According to Coach Don Nelson, the Bucks, an annual league leader in defense, got a little lucky against Washington. "We were fortunate in that we had a day off yesterday (Tuesday) and (Bucks' assistant coach Mike) Schuler was able to scout the Bullets and came back with an excellent report, so we were able to key our defense for them."
Washington forward Cliff Robinson (14 points, six of 16 from the field) begged to differ. "It wasn't so much the difference in teams from last night to tonight but the difference in us," he said. "We didn't play with the same intensity, the same crispness that we had against Atlanta."
Throughout the first two periods, neither offense was much to speak of. The Bucks led at the end of the low-scoring half, 46-37. Content to rely on perimeter shooting, each team was under 45 percent from the field. Another indication was the low number of free throws shot in the half; 11 for the Bullets and three for Milwaukee.
Given those signs, it stood to reason that if the Bullets could indeed find their touch, they would take control in the second half. What happened instead was the Bucks began opening holes in the opposition's defense, the likes of which haven't been seen by the neighboring Green Bay Packers.
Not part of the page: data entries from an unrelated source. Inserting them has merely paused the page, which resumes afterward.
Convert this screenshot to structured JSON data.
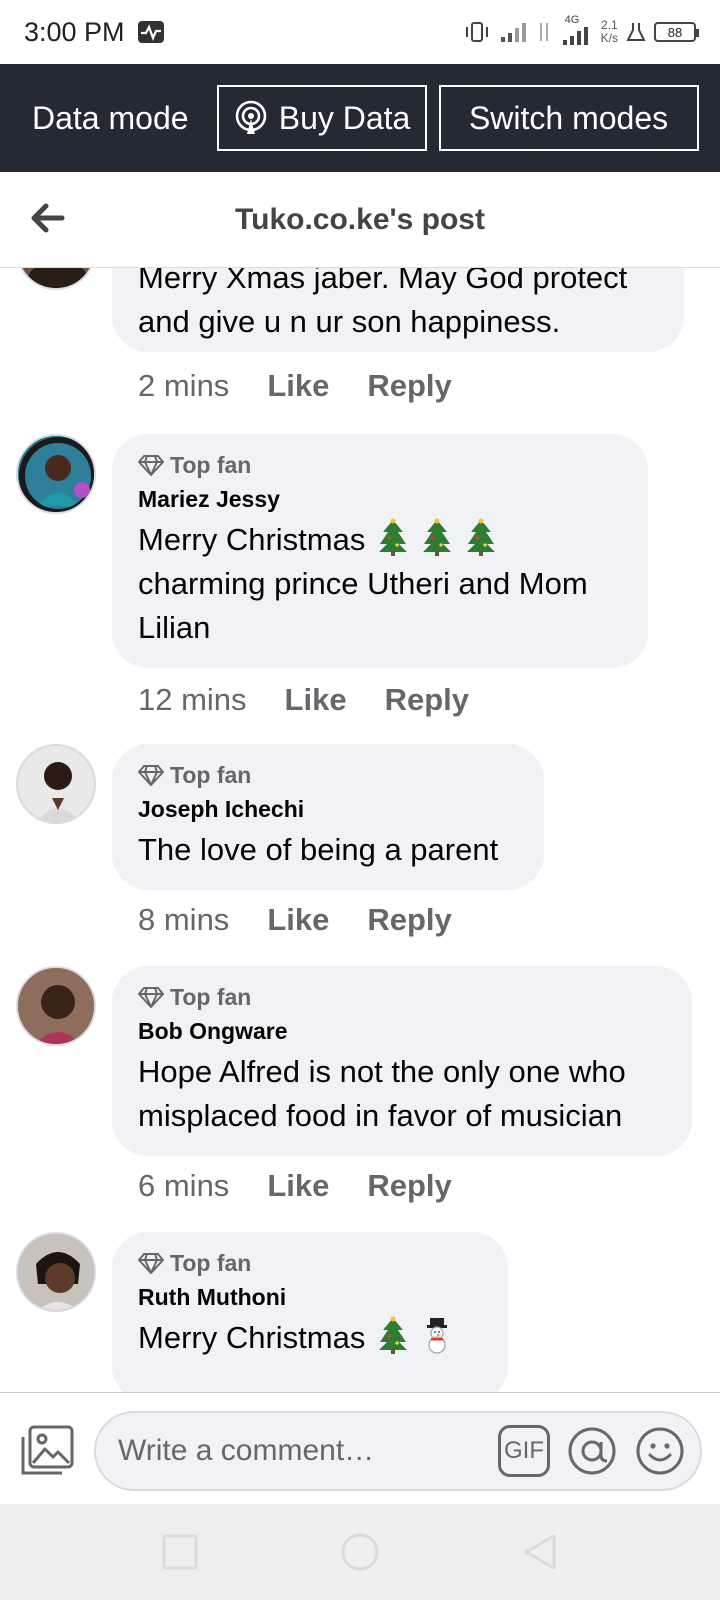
{
  "status_bar": {
    "time": "3:00 PM",
    "network": "4G",
    "speed_value": "2.1",
    "speed_unit": "K/s",
    "battery": "88"
  },
  "data_bar": {
    "label": "Data mode",
    "buy_label": "Buy Data",
    "switch_label": "Switch modes"
  },
  "header": {
    "title": "Tuko.co.ke's post"
  },
  "comments": [
    {
      "text": "Merry Xmas jaber. May God protect and give u n ur son happiness.",
      "time": "2 mins",
      "like": "Like",
      "reply": "Reply"
    },
    {
      "badge": "Top fan",
      "author": "Mariez Jessy",
      "text": "Merry Christmas",
      "text2": "charming prince Utheri and Mom Lilian",
      "time": "12 mins",
      "like": "Like",
      "reply": "Reply"
    },
    {
      "badge": "Top fan",
      "author": "Joseph Ichechi",
      "text": "The love of being a parent",
      "time": "8 mins",
      "like": "Like",
      "reply": "Reply"
    },
    {
      "badge": "Top fan",
      "author": "Bob Ongware",
      "text": "Hope Alfred is not the only one who misplaced food in favor of musician",
      "time": "6 mins",
      "like": "Like",
      "reply": "Reply"
    },
    {
      "badge": "Top fan",
      "author": "Ruth Muthoni",
      "text": "Merry Christmas"
    }
  ],
  "compose": {
    "placeholder": "Write a comment…",
    "gif_label": "GIF"
  },
  "colors": {
    "data_bar_bg": "#242a34",
    "bubble_bg": "#f0f2f5",
    "meta_text": "#65676b"
  }
}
At the 8:37 mark of the third quarter, Williams had scored Washington's first 10 points of the period, but the Bullets still trailed, 58-47. Thirty seconds later, Milwaukee guard Craig Hodges penetrated down the lane and dished off to Paul Pressey for a dunk. The play was so pretty that 38 seconds later the duo got together and repeated it, putting Milwaukee ahead, 64-47.
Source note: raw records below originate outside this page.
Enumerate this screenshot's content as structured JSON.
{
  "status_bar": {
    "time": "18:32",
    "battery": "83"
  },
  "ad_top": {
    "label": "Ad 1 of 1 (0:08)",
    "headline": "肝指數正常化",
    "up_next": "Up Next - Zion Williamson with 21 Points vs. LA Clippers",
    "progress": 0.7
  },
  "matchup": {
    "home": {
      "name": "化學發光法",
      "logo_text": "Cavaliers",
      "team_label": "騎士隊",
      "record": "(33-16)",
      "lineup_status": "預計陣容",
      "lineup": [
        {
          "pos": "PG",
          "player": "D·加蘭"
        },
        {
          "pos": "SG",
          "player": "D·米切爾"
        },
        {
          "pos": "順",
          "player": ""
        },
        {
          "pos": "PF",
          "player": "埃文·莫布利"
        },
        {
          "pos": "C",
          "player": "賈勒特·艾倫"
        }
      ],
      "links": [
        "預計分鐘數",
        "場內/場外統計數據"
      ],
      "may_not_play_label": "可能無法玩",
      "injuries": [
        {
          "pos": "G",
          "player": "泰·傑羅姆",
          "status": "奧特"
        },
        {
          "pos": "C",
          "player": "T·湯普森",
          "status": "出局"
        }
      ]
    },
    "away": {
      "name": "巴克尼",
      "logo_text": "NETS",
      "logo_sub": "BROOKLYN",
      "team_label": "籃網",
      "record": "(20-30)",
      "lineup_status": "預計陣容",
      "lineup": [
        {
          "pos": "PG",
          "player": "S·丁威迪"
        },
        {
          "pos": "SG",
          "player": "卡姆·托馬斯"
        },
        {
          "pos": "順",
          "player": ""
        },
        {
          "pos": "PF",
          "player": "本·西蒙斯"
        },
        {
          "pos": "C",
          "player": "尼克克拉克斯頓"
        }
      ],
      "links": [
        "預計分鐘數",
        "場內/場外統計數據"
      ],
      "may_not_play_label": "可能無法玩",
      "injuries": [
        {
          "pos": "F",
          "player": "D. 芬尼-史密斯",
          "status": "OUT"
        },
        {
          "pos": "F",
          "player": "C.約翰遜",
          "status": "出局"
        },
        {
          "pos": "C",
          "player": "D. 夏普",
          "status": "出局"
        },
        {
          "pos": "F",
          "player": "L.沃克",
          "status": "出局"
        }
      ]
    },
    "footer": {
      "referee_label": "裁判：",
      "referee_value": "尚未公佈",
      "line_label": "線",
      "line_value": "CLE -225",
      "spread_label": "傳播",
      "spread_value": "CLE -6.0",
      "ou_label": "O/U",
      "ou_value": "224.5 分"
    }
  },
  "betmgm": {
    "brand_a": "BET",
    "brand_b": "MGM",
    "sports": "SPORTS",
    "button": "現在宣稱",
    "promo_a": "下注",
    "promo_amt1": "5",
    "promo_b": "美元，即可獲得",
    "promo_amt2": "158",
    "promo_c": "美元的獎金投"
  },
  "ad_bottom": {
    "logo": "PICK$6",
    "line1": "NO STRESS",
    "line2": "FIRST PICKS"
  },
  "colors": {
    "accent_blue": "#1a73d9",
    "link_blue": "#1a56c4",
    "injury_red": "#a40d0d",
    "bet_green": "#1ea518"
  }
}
Of the next 12 Milwaukee points in the quarter, which ended with the Bucks ahead, 76-60, eight came on layups or shots in the lane. At one point soon after Pressey's second slam, Robinson got the ball in great position underneath the basket but missed the shot. His tip-in on the offensive rebound also missed and a third shot was blocked, whereupon Milwaukee retrieved the basketball and sped off downcourt for a fast-break basket.
If the game wasn't over then, for all intents and purposes, it was with 6:29 to play, when guard Sidney Moncrief (18 points, 11 rebounds), moving from the left corner, soared high for an offensive rebound and slammed it through the hoop in one motion, putting the Bucks up, 90-69.
Another indication of how low the Bullets had sunk came when Bucks center Randy Breuer, a second-year player who hasn't escaped "project" status, scored 10 fourth-quarter points in less than six minutes.
"We were just so high last night that it seemed we were really down coming into the game," Shue said. "We're still not at a stage of cohesiveness; we're just trying to win as many as we can while working together and getting to know each other."
"You wish you could play every night at the intensity level that we had against Atlanta but you can't," Williams said. "That's one of the funny things about the game."
Nelson concurred. "Defensive games like that don't happen every night," he said. "Tonight it did, but next time they may score 180 points on us. That's the NBA."
And that would be Friday, when the teams meet in Capital Centre in a game the Bullets hope will be markedly different.